Our government is basically paralysed these days, with lawmakers repeatedly taking the country to the brink of shutdown or default just to score political points.And President Obama hasn’t been much help: All he seems to be able to do is encourage Congress to compromise–advice that Congress is only too happy to ignore.
But there’s one thing that everyone in our government agrees on:
It’s time to suspend our constitutional right to due process.
Specifically, it’s time to give the government the power to detain people indefinitely, without evidence, judge or jury, or trial.

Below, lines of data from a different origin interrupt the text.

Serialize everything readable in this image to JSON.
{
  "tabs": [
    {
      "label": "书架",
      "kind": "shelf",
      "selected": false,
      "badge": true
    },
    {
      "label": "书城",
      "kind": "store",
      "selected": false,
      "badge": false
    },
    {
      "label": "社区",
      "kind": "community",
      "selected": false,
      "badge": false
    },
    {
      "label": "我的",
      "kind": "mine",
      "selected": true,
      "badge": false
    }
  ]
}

According to the terms of the new National defence Authorization Act, which was drafted with bipartisan support and signed into law by President Obama, if someone in the government decides that someone is a Really Bad Person (a terrorist or friend of terrorists), well, then, that’s it–they can just lock ’em up and send ’em to Guantanamo.
No due process.
The reason this law is horrifying is not that terrorists deserve to be handled with kid gloves. They don’t. The reason it’s horrifying is that, without due process, it is too easy for the government to just declare someone a terrorist who isn’t actually a terrorist. It’s too easy, in other words, for government employees to do what everyone else does: Make mistakes.If you don’t think it’s possible for the government to mistakenly assume that someone is a terrorist who isn’t, read this story by Lakhdar Boumediene, who was just held as a terrorist by the U.S. government in Guantanamo for 7 and a half years. At Guantanamo, Boumediene says he was tortured for not telling his U.S. captors what they wanted to hear–that he was a terrorist. He was only eventually freed after his case went to the Supreme Court and the Supreme Court ruled that it might be a good idea to ask the government to present the evidence that led it to believe that Boumediene was a terrorist (the government didn’t present any).
Everyone makes mistakes. That’s why due process is so important. That’s why the 5th Amendment to the Constitution is so important.
And that’s why it’s so appalling that our government, which can agree on nothing else, so quickly agreed to overturn it.